Many businesses enter into commercial leases for various reasons, whether they are operating as the landlord or the tenant. A retail business may lease space for its operations in a strip mall. A real estate company may lease commercial properties to stores and other businesses. A government entity may enter into a commercial lease to rent additional office space on a temporary basis until it can purchase more real estate or complete construction on new or existing buildings. While some contract provisions are similar from one commercial lease to the other, other lease provisions are unique to some types of businesses. These provisions are necessary to best protect and support the operations of the relevant businesses involved in the lease.
For example, an exclusive use clause is particularly important for commercial leases in the retail context. In terms of the tenant, an exclusive use clause will set forth what uses of the property are prohibited, perhaps based on other tenants’ exclusive uses. This prevents a new tenant from leasing a portion of the premises for the same purpose or use as an existing tenant. In other words, it prevents a direct competitor from renting space in the same building as an existing business.

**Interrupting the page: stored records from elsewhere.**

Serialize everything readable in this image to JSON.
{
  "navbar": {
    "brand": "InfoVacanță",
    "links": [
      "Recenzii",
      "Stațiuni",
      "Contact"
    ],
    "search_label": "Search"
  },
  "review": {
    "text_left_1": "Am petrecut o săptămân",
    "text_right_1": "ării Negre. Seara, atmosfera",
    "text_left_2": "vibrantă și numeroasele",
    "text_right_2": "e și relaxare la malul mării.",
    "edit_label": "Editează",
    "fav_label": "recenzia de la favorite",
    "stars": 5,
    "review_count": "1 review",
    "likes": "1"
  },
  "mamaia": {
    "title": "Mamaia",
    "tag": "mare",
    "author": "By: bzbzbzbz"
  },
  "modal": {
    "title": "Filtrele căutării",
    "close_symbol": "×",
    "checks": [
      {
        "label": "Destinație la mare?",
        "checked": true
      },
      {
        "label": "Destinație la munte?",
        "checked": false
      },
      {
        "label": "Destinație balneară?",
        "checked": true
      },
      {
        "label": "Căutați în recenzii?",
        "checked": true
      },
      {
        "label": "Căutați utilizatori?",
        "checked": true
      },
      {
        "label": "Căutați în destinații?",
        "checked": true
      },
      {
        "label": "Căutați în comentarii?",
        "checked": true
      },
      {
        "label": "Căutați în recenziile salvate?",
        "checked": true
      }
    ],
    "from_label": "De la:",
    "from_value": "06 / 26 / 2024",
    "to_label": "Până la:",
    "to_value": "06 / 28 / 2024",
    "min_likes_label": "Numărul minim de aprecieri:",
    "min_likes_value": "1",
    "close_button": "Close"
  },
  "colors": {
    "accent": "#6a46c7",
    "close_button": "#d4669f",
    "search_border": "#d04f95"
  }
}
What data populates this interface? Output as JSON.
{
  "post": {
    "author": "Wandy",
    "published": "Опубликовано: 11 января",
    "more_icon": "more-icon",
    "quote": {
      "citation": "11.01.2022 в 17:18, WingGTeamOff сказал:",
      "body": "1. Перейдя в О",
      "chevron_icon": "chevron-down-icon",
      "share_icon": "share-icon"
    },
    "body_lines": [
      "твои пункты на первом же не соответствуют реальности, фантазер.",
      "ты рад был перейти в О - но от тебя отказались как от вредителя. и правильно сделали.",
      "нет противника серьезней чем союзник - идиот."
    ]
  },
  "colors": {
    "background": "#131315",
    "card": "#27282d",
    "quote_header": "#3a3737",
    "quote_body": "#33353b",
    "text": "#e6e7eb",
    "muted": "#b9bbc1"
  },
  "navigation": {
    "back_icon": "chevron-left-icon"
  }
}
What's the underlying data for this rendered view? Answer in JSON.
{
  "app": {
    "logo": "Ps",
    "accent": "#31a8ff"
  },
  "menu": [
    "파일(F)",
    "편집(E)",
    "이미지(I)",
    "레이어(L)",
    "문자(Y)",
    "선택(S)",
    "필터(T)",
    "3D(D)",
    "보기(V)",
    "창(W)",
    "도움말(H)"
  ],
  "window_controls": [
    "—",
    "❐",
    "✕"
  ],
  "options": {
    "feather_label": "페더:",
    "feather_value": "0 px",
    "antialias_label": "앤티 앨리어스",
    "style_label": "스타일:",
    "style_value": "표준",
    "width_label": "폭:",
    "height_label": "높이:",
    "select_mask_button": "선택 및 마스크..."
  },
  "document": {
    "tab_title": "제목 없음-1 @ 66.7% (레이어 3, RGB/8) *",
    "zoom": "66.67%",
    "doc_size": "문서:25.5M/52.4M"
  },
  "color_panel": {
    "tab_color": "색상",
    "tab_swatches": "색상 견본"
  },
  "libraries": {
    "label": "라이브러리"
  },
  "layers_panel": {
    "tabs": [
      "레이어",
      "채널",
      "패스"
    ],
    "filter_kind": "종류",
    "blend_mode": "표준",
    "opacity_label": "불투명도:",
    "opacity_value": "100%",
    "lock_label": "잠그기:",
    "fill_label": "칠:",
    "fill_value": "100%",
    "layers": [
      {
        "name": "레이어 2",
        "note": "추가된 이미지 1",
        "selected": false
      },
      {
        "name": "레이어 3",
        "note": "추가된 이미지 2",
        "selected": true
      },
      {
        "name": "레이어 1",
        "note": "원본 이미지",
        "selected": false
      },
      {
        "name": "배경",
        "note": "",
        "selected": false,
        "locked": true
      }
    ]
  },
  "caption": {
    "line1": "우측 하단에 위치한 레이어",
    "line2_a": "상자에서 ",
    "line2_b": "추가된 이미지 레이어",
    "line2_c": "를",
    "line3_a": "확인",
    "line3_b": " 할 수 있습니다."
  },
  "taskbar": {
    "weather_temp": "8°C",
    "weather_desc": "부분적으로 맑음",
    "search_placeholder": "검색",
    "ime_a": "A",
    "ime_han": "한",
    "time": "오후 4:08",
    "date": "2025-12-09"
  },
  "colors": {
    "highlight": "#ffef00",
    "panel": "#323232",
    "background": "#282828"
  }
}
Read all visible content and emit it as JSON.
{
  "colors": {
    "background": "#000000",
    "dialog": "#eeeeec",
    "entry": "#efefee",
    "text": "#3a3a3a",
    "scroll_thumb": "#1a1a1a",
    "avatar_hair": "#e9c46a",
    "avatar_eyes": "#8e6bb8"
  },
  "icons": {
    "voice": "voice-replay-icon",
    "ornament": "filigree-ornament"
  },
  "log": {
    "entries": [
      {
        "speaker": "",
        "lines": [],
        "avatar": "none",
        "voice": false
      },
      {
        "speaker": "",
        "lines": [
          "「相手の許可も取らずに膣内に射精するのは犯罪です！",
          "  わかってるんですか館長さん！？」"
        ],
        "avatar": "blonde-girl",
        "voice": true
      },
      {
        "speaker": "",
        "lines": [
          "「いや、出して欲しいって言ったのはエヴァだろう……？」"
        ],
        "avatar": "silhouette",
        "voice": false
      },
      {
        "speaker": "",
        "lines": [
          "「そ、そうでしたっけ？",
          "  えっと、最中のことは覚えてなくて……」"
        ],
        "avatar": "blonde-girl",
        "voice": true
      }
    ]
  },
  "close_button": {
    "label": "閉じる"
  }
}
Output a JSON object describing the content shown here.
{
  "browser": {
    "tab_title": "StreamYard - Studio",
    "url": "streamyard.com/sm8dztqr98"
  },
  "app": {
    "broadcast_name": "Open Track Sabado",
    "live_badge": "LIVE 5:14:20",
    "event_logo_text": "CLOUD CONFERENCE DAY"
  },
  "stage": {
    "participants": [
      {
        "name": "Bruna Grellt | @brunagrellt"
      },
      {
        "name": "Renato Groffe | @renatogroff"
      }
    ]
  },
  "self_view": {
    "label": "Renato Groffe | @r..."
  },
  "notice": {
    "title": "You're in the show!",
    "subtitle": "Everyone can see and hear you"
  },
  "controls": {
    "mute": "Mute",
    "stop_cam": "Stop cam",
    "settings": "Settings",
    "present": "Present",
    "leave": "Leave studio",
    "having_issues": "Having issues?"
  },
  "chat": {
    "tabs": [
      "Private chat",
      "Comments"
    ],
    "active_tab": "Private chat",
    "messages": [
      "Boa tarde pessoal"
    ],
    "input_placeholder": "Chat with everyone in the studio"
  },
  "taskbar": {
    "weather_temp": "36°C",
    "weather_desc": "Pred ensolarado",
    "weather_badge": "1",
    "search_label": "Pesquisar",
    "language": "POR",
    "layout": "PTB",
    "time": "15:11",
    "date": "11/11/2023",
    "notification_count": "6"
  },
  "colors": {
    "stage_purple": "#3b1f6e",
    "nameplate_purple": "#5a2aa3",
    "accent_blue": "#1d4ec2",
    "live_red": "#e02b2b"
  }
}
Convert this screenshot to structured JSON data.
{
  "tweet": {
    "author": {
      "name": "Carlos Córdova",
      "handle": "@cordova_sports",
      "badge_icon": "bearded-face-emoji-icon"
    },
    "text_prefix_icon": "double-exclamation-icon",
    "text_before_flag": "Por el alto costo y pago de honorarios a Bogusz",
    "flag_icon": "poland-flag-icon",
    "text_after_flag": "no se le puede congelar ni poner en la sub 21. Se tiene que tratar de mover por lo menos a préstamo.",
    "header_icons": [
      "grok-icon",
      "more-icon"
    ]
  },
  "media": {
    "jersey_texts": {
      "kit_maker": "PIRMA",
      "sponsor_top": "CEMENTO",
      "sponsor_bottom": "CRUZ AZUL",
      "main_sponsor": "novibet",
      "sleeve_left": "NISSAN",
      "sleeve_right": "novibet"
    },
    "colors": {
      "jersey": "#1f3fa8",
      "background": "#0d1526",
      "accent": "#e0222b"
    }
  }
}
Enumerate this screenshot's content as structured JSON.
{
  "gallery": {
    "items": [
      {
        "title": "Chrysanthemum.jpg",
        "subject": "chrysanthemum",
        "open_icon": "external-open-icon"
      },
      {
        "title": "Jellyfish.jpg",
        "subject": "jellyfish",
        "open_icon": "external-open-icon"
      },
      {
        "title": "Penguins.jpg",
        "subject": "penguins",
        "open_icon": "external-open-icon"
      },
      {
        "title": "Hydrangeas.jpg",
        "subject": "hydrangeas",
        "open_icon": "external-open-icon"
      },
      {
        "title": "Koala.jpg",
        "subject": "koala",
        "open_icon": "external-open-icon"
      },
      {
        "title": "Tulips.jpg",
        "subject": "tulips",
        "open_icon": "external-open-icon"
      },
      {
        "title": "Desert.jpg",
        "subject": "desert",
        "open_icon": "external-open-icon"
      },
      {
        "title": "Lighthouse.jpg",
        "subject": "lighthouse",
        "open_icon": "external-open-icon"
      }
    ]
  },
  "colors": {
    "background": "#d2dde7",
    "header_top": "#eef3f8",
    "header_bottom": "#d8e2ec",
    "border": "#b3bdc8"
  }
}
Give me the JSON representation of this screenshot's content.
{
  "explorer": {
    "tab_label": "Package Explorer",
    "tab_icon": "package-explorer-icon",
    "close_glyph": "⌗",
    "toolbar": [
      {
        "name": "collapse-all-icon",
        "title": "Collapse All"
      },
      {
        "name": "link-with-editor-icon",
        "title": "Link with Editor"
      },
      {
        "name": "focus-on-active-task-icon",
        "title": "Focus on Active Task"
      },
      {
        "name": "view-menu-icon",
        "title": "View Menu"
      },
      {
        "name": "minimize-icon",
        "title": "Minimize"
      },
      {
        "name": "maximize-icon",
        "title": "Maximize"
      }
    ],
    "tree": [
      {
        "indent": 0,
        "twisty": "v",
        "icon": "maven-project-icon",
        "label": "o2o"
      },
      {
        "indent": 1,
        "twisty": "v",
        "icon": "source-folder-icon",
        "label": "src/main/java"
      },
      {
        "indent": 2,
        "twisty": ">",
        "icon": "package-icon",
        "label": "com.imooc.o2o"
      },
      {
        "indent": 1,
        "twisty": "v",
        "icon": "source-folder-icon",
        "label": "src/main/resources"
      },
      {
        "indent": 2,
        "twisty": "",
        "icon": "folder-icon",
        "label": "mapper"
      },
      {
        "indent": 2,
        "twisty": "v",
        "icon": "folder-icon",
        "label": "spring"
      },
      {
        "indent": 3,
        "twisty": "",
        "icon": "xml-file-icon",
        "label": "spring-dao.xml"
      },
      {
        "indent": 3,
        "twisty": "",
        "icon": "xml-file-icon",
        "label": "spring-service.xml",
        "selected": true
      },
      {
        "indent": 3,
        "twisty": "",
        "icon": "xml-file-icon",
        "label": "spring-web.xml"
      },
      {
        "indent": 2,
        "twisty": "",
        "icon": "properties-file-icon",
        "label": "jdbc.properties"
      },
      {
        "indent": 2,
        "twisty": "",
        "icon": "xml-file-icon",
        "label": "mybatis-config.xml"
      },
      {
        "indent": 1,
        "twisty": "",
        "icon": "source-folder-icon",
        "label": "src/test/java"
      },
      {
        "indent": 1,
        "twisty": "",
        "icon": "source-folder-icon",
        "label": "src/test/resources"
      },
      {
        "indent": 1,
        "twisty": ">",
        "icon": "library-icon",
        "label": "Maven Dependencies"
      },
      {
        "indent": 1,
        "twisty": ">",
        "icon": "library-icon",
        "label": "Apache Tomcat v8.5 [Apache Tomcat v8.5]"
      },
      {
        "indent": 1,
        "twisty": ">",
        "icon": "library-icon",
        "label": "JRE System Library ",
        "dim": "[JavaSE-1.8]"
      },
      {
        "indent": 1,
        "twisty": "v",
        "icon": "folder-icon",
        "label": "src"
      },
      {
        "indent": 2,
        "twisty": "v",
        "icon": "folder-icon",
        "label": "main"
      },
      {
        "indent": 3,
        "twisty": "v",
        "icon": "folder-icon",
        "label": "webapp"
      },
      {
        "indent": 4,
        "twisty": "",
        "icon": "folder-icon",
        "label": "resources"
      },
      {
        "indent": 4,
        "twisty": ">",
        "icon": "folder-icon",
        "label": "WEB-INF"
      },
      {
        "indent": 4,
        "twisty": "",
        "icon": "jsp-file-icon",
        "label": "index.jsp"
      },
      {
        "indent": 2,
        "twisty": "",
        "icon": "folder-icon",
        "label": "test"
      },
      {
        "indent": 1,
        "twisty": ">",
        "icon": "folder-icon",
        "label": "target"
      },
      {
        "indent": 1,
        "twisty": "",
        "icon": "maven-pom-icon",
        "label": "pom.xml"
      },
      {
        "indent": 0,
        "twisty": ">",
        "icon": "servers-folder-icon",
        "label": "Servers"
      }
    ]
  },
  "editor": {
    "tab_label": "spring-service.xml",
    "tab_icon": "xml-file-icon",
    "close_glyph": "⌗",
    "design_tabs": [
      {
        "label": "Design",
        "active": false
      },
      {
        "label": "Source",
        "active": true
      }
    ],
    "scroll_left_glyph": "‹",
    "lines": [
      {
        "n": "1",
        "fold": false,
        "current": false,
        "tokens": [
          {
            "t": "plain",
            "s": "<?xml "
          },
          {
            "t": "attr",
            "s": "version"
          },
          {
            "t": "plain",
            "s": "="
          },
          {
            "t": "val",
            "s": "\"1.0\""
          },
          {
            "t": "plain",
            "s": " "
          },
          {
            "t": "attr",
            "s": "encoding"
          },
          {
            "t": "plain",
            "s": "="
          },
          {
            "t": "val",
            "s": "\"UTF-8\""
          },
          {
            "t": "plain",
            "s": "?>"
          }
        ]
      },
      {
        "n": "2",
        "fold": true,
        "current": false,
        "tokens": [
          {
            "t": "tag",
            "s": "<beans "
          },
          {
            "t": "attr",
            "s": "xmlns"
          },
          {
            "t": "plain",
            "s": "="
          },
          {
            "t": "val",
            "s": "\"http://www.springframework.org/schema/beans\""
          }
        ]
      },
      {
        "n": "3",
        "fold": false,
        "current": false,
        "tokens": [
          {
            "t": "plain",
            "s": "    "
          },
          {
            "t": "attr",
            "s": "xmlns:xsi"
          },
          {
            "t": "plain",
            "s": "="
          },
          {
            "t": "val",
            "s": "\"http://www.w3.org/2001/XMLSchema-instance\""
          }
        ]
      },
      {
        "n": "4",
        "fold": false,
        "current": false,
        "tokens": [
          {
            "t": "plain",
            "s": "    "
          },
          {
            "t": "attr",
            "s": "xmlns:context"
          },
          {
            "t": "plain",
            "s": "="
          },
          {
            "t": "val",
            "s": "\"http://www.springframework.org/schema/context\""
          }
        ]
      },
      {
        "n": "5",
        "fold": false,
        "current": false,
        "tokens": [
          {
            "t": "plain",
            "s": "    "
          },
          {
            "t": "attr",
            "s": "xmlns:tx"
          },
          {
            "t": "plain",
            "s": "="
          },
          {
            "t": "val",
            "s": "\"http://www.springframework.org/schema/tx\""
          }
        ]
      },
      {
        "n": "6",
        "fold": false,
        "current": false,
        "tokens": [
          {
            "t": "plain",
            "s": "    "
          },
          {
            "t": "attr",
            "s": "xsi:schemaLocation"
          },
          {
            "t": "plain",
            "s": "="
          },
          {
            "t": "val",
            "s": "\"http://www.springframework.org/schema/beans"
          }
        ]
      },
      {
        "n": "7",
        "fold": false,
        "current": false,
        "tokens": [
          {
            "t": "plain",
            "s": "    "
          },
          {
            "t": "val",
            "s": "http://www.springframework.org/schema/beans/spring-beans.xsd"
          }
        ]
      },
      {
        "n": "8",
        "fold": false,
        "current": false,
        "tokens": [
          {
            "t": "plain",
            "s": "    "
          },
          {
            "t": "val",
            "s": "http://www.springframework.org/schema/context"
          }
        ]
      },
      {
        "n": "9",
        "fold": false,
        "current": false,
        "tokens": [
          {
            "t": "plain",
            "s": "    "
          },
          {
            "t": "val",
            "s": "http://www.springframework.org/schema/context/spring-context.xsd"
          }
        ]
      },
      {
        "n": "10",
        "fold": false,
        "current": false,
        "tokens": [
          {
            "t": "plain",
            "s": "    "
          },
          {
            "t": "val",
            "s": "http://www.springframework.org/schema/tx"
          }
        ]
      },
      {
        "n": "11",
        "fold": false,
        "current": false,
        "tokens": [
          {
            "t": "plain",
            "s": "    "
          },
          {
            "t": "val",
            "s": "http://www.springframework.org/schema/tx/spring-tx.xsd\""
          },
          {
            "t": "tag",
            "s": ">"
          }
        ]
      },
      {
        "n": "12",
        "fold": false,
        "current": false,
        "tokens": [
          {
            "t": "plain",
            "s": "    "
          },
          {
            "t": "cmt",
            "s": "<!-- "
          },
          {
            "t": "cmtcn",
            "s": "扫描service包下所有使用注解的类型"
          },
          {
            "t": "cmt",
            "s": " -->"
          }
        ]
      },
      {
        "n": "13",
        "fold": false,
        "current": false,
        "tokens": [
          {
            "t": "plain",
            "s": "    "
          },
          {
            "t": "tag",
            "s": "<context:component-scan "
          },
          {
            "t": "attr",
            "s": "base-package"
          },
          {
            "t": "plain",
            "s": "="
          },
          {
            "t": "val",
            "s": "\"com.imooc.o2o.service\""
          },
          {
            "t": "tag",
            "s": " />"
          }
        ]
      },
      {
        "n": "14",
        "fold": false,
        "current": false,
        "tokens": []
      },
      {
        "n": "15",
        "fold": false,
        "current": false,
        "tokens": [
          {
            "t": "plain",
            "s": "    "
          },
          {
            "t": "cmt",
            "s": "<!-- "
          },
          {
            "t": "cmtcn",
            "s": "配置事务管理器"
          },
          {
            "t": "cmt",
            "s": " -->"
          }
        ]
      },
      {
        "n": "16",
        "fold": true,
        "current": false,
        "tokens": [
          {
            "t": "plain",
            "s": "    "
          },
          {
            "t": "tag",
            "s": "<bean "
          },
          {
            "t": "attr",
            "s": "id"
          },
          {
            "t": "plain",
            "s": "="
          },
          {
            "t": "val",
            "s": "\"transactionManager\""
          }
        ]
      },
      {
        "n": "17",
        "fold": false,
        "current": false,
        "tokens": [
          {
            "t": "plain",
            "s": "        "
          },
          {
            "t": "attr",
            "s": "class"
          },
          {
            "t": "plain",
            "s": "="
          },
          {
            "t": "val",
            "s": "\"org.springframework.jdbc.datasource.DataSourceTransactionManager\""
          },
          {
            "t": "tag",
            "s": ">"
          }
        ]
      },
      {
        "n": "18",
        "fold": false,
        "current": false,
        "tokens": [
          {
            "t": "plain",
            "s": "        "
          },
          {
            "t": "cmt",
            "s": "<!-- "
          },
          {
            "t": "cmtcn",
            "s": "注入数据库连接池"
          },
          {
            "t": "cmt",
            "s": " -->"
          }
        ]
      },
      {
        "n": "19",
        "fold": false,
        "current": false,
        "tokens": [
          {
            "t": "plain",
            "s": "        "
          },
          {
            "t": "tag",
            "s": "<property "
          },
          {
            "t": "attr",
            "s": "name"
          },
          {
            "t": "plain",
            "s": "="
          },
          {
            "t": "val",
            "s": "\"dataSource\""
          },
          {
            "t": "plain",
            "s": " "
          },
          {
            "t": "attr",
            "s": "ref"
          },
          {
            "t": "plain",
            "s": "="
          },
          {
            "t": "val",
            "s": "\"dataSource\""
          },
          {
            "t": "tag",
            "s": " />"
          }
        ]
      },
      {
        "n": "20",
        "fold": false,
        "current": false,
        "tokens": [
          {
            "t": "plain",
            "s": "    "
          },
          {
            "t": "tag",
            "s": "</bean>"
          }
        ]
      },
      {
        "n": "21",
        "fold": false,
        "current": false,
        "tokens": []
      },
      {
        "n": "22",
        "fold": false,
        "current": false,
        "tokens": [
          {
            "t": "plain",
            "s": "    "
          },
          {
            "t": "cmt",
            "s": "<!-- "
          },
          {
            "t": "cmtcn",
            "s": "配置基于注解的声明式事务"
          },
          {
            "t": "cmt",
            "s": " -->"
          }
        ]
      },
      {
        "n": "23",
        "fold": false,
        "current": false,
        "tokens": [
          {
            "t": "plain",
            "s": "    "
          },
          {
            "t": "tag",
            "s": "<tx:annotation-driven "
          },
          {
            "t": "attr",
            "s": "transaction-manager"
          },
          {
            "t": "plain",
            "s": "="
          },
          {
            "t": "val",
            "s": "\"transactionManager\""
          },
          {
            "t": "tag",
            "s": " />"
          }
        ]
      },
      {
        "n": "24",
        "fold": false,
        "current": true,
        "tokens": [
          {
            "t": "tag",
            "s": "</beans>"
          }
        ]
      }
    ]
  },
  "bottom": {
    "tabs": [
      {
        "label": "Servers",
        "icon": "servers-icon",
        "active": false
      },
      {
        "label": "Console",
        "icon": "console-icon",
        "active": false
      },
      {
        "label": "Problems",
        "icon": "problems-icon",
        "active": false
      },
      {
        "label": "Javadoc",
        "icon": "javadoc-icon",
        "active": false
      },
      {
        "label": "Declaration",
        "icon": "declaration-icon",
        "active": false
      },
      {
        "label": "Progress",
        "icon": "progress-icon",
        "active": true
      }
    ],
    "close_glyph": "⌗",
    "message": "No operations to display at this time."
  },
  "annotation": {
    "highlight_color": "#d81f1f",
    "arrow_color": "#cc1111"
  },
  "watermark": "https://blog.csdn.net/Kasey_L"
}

Another type of commercial lease provision is the assignment clause. This provision permits tenant businesses that are successful to sell their businesses without breaching the terms of the commercial lease. Likewise, an assignment clause can allow a failing business to find replacement tenants to take over its lease in order to avoid default.
A new or start-up business with a fair amount of risk may want to include a cancellation clause in its commercial lease. Under this type of provision, a tenant business can cancel the lease if it doesn’t meet certain income projections within a specific time period, such as six months, or one year. Again, this provision can help the business avoid defaulting on the lease if the business fails.
As you can see, commercial leases tend to raise complex issues that can be difficult for a new business owner to handle. It is always best that you consult with an experienced California business attorney in order to ensure that you are both complying with all of your obligations under the lease and benefitting from the lease. At Heit Law Group, P.C., we offer general counsel services for many California businesses, including dealing with lease-related issues. Our California business lawyers know how what you need to ensure that your start-up complies with all state and federal laws relating to your business transactions. Call our office today to set up your complimentary evaluation.